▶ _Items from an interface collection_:

━━━━

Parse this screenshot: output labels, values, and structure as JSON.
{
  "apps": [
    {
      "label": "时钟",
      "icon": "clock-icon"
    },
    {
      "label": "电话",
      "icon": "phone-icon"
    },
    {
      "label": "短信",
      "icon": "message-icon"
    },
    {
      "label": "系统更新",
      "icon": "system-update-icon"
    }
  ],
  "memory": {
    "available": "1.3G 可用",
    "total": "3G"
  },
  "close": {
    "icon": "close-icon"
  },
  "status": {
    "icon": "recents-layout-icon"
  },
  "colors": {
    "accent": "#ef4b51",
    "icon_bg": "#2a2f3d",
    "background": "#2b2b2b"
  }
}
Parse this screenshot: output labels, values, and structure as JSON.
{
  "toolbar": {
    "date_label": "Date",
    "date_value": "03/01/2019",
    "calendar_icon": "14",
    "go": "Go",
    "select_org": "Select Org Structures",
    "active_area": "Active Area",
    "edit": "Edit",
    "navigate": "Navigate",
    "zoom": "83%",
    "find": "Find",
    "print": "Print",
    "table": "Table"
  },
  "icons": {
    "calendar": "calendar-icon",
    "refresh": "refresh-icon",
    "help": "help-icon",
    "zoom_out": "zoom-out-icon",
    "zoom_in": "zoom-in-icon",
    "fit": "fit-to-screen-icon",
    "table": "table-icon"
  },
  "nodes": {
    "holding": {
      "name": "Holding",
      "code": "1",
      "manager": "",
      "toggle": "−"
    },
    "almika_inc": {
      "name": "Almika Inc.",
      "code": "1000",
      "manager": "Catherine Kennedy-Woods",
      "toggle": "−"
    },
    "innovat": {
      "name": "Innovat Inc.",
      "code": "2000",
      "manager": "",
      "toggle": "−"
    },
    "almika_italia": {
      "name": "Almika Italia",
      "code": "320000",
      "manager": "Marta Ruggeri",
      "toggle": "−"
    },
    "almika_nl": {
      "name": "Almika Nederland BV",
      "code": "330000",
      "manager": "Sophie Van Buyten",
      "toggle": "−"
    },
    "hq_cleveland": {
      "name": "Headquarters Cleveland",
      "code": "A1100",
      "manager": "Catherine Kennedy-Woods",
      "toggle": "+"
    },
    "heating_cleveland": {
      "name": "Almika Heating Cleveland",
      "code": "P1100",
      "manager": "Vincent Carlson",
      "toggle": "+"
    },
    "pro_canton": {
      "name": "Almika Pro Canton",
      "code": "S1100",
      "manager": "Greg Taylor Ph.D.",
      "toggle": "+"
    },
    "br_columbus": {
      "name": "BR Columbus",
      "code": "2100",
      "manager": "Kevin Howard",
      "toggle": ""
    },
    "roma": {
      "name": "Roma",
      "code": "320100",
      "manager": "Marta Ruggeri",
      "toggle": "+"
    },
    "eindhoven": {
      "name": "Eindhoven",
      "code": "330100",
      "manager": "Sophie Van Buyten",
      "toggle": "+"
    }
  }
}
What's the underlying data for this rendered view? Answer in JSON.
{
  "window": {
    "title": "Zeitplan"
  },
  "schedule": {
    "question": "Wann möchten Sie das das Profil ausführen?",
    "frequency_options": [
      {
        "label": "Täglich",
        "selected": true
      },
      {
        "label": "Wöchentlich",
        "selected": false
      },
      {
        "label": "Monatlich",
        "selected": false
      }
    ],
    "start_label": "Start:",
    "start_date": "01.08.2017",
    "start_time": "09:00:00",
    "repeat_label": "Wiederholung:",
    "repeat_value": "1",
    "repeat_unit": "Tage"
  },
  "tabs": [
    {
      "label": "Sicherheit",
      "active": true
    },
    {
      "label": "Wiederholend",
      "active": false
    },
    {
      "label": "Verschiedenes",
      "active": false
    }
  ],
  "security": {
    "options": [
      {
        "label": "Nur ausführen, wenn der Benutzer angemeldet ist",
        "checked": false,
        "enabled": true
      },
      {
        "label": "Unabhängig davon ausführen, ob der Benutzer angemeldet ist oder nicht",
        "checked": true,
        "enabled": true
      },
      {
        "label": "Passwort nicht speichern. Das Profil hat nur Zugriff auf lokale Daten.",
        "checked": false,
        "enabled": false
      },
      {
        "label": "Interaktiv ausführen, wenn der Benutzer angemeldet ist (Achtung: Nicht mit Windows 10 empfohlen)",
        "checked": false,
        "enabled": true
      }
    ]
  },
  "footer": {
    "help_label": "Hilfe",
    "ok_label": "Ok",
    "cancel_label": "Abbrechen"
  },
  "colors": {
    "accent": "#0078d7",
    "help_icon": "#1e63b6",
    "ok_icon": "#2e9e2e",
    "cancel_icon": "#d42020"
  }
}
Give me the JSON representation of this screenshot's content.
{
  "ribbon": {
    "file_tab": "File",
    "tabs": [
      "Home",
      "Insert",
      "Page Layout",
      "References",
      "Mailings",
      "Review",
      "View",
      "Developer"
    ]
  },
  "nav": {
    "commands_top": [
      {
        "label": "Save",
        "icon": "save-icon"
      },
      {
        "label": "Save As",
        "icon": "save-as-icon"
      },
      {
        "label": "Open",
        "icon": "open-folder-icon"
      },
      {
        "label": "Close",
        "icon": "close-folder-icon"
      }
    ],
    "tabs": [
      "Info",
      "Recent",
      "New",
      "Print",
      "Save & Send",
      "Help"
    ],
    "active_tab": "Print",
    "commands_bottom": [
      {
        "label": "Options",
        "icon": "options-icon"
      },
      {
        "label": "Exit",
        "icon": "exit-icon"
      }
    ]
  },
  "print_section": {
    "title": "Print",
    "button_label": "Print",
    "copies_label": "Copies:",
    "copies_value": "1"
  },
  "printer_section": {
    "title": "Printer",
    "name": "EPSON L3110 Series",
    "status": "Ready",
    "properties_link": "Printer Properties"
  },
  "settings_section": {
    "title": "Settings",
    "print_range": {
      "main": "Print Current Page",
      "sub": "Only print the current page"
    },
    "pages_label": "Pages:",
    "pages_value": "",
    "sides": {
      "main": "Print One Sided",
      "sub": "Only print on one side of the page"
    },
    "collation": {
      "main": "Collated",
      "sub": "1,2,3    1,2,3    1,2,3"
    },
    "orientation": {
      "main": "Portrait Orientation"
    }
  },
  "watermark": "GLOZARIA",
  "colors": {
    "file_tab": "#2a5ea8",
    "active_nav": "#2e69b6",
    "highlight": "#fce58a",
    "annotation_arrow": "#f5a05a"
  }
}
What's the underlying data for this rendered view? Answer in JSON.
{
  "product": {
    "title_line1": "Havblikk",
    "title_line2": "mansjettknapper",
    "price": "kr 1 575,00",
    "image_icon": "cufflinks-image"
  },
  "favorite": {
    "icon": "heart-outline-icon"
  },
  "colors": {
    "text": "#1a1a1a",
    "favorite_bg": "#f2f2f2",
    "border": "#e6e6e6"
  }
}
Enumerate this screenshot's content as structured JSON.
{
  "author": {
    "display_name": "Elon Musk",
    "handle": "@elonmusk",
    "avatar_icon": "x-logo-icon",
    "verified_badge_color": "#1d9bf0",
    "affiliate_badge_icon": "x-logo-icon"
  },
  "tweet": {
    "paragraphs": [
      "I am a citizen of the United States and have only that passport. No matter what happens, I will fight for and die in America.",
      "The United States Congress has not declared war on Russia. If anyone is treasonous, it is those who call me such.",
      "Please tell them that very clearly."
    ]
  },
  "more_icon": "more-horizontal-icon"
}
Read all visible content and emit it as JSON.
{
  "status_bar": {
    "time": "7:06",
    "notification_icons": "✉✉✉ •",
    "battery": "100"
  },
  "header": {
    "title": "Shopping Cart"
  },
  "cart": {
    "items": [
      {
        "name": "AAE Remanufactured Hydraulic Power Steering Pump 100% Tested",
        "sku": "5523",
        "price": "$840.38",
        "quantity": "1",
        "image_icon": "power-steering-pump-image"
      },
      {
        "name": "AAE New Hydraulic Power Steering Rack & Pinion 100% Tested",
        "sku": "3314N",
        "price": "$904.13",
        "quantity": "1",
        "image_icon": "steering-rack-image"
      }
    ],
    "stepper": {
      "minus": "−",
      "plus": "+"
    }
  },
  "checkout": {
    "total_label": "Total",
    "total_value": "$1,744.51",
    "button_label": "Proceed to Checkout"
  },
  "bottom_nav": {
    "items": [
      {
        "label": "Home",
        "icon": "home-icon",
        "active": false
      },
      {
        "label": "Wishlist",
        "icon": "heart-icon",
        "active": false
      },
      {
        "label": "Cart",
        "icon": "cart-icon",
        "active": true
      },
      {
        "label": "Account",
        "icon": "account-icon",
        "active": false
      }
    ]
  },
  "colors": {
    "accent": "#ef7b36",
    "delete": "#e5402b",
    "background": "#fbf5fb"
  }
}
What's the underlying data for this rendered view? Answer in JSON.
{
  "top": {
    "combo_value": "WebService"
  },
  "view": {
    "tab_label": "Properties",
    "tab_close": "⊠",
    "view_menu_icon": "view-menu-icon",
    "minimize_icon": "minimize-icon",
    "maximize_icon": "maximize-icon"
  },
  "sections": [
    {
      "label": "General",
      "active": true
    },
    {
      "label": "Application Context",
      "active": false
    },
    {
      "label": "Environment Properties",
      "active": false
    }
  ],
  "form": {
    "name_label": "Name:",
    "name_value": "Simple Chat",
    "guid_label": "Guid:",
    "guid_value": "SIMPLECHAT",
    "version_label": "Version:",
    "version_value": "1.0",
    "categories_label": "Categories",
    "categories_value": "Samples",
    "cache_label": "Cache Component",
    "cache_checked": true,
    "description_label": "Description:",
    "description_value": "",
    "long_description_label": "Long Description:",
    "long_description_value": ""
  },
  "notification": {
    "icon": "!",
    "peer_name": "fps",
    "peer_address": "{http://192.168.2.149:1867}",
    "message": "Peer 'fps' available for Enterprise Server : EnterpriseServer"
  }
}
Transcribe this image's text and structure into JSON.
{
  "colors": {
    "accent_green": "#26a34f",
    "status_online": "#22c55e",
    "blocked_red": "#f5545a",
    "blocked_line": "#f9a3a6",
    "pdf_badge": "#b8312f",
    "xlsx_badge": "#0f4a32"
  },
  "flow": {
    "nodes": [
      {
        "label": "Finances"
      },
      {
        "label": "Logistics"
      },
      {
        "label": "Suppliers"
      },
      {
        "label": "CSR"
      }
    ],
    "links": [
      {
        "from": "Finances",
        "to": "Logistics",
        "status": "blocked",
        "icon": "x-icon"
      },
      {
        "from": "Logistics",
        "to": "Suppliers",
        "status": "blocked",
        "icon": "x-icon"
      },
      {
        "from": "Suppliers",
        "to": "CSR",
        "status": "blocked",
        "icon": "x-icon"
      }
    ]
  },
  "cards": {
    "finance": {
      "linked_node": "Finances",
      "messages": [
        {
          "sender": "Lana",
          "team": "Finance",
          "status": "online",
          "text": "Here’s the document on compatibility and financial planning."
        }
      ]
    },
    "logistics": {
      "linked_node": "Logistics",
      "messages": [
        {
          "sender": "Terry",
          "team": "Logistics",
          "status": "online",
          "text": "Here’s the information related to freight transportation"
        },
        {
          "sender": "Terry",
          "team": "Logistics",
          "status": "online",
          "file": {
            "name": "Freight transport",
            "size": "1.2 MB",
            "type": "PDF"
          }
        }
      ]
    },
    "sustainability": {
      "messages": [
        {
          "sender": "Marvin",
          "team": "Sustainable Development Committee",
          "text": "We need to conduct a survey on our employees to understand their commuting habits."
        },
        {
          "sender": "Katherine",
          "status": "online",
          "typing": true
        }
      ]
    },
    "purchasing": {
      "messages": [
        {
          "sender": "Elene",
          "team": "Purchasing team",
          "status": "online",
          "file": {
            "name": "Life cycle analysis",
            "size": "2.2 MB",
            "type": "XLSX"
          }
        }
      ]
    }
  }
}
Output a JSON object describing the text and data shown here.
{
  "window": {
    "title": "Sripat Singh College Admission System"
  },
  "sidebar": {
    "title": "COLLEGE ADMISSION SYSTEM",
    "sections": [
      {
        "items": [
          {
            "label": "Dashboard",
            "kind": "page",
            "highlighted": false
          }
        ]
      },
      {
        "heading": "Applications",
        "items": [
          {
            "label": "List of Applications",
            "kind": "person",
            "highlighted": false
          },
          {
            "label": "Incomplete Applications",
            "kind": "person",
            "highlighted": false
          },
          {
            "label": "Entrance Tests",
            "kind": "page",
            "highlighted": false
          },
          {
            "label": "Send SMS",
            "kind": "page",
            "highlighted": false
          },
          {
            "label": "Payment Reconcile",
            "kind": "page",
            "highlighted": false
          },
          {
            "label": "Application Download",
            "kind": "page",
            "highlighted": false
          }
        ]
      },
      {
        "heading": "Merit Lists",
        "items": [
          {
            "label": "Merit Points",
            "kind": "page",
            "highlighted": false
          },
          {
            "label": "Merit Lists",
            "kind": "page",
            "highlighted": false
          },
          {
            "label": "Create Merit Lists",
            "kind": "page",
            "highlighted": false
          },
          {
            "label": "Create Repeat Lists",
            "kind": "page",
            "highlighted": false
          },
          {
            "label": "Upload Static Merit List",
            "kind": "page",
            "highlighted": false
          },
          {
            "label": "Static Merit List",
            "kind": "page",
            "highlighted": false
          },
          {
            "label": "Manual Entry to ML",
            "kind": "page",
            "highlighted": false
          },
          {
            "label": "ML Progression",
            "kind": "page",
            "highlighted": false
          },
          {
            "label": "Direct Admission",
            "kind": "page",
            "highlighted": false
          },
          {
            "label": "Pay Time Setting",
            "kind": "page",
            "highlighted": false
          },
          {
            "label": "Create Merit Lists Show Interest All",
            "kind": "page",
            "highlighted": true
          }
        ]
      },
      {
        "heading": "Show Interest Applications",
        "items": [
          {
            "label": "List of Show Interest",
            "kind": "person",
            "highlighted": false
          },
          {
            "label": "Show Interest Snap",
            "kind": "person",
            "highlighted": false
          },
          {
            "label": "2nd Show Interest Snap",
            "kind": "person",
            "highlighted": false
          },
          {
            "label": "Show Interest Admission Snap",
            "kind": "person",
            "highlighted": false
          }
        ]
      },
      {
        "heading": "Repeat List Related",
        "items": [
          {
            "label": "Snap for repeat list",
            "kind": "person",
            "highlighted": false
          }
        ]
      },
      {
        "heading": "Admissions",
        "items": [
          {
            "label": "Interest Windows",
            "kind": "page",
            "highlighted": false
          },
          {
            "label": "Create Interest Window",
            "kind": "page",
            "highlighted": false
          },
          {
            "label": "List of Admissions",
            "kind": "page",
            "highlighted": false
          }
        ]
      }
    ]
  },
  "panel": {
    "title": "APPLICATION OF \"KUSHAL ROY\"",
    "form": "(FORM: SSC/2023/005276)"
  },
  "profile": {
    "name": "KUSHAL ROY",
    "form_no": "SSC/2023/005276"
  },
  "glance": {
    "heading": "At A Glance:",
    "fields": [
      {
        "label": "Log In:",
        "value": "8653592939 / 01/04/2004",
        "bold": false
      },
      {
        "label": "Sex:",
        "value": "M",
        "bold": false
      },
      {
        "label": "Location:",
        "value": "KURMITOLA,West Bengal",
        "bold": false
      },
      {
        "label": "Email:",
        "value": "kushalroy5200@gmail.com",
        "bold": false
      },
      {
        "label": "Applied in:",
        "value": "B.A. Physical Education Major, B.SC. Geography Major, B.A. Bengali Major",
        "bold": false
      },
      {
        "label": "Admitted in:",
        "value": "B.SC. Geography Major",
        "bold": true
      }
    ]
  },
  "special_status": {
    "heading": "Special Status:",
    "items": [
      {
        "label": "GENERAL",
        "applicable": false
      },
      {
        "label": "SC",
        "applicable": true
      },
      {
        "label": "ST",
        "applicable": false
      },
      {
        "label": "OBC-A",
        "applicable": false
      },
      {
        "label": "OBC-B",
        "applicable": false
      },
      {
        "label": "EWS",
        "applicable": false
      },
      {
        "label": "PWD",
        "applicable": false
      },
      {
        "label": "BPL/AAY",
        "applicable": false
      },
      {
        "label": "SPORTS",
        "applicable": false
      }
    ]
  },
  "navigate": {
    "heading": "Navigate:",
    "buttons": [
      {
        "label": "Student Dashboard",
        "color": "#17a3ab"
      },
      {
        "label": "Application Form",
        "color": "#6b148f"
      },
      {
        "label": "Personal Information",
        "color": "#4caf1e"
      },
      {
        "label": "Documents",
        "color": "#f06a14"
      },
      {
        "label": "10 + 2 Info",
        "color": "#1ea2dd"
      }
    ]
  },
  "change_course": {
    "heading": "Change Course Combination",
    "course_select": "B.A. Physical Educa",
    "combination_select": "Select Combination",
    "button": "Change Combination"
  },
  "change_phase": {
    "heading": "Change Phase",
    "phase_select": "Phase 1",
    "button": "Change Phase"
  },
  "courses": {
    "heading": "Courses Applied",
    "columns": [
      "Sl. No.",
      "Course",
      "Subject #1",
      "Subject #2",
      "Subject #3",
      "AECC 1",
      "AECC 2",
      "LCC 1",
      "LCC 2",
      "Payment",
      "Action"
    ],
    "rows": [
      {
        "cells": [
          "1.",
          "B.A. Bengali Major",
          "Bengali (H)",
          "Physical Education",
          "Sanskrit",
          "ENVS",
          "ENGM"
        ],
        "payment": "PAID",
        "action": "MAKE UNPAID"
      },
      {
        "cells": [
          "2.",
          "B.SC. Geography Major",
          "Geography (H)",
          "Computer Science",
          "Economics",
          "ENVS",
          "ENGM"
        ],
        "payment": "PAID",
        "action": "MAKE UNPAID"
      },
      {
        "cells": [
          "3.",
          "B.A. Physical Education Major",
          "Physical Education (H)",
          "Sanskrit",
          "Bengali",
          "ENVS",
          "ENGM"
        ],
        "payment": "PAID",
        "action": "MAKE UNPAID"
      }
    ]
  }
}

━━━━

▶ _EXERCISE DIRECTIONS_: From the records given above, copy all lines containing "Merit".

▶ _TASK OUTPUT_:
        "heading": "Merit Lists",
            "label": "Merit Points",
            "label": "Merit Lists",
            "label": "Create Merit Lists",
            "label": "Upload Static Merit List",
            "label": "Static Merit List",
            "label": "Create Merit Lists Show Interest All",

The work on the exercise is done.